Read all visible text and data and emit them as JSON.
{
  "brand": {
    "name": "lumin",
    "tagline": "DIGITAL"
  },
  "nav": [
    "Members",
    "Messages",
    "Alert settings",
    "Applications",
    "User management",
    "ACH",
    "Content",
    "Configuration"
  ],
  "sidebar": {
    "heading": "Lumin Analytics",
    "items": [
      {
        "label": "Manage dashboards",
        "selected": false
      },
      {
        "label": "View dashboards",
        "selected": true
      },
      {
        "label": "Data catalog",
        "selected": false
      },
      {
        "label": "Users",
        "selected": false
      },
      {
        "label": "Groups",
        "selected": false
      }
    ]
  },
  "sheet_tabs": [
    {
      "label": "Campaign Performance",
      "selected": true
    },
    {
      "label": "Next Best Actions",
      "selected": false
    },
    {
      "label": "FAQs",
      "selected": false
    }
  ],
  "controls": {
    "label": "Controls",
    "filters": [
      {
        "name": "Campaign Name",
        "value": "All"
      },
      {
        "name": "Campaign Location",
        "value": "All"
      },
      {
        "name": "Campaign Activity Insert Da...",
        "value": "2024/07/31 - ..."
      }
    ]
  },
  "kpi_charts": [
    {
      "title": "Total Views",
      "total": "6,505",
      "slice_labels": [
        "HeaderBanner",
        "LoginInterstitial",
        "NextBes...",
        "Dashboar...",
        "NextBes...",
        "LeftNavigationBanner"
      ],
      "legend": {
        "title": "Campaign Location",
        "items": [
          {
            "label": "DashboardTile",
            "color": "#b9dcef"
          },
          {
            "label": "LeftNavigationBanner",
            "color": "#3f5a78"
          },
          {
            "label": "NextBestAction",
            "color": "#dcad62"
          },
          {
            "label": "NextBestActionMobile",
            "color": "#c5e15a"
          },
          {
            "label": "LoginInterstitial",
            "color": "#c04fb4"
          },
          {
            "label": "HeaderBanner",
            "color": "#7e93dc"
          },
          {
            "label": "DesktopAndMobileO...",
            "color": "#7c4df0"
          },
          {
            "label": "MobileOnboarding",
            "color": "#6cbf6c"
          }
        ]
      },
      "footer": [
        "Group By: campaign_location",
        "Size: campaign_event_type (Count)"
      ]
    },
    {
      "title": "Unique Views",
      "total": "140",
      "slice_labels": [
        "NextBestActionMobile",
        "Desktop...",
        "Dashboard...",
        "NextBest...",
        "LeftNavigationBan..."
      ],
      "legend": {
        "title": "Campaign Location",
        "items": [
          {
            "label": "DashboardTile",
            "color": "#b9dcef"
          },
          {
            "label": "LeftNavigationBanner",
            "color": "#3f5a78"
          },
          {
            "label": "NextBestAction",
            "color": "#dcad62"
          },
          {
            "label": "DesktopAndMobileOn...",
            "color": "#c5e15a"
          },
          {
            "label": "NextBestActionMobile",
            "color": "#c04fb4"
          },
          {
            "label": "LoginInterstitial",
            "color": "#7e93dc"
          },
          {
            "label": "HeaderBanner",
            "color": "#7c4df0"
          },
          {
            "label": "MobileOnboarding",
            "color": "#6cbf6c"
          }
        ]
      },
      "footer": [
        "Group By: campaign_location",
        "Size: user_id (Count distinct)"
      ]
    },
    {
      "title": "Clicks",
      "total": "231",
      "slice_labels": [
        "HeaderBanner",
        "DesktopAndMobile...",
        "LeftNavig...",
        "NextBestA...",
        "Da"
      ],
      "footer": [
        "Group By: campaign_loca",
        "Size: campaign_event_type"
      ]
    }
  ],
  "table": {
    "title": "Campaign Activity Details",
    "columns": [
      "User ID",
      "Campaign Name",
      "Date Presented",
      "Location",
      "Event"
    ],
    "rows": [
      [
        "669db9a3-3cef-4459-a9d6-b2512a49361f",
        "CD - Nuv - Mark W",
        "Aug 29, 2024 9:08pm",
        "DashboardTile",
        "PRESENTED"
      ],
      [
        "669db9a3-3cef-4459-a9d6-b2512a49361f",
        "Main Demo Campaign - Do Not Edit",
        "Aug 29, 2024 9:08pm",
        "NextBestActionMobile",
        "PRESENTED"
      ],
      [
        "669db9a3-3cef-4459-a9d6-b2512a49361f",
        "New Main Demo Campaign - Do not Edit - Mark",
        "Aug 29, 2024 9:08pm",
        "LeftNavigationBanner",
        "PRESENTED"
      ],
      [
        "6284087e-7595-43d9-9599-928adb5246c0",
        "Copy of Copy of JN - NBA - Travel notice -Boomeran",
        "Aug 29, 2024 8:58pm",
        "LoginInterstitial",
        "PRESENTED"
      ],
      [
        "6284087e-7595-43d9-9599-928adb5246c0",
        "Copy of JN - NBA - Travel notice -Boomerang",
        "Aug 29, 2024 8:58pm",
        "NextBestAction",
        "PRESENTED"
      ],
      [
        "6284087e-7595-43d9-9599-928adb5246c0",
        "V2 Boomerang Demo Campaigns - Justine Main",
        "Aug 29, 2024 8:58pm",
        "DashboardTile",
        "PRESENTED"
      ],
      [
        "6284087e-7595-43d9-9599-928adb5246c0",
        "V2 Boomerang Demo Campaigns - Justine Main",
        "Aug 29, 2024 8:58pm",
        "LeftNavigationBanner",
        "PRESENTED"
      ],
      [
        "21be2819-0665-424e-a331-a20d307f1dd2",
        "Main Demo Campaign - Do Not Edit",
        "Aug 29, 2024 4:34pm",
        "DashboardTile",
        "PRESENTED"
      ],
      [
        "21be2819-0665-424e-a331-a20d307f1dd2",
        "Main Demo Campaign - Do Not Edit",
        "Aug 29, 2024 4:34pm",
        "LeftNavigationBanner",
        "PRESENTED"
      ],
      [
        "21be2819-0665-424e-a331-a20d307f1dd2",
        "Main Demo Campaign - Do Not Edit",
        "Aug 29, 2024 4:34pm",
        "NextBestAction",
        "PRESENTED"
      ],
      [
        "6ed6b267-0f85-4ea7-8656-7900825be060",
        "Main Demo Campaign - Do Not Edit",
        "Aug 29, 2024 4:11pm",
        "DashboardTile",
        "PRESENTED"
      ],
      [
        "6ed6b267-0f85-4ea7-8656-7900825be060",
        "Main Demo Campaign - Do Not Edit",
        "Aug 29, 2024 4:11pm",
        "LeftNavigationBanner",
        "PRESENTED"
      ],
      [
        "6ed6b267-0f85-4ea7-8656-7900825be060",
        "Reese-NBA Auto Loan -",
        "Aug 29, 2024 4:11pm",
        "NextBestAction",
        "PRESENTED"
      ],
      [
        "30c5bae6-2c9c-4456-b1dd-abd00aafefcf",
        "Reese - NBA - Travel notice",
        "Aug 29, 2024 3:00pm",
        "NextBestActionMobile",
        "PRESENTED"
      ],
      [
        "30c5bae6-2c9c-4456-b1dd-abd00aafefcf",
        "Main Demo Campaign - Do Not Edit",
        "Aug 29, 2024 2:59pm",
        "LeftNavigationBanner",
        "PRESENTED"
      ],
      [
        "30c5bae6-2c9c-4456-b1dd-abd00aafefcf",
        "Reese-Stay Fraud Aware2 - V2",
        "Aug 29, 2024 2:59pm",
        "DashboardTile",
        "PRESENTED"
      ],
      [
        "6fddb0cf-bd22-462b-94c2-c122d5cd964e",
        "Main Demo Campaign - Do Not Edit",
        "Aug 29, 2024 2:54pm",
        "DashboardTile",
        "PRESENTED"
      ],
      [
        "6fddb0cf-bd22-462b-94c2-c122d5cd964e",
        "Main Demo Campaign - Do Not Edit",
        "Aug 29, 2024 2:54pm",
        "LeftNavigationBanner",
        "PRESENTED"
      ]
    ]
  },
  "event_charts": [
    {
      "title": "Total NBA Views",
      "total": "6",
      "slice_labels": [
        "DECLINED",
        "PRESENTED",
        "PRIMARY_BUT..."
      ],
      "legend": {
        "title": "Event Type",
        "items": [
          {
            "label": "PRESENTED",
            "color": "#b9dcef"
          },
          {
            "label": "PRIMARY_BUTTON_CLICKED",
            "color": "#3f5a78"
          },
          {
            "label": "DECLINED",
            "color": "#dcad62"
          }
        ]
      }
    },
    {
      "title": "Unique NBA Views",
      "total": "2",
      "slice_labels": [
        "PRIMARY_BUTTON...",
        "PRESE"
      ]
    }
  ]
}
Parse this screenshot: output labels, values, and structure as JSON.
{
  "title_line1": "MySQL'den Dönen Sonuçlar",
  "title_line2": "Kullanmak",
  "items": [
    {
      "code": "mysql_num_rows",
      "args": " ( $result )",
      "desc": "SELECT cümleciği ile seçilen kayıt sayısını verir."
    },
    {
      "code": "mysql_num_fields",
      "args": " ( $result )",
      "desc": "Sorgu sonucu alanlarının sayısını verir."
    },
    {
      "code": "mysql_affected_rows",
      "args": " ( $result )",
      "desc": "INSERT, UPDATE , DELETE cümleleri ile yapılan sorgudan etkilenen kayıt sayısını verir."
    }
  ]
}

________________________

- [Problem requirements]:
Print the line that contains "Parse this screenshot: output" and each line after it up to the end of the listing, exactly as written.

- [Response box]:
Parse this screenshot: output labels, values, and structure as JSON.
{
  "title_line1": "MySQL'den Dönen Sonuçlar",
  "title_line2": "Kullanmak",
  "items": [
    {
      "code": "mysql_num_rows",
      "args": " ( $result )",
      "desc": "SELECT cümleciği ile seçilen kayıt sayısını verir."
    },
    {
      "code": "mysql_num_fields",
      "args": " ( $result )",
      "desc": "Sorgu sonucu alanlarının sayısını verir."
    },
    {
      "code": "mysql_affected_rows",
      "args": " ( $result )",
      "desc": "INSERT, UPDATE , DELETE cümleleri ile yapılan sorgudan etkilenen kayıt sayısını verir."
    }
  ]
}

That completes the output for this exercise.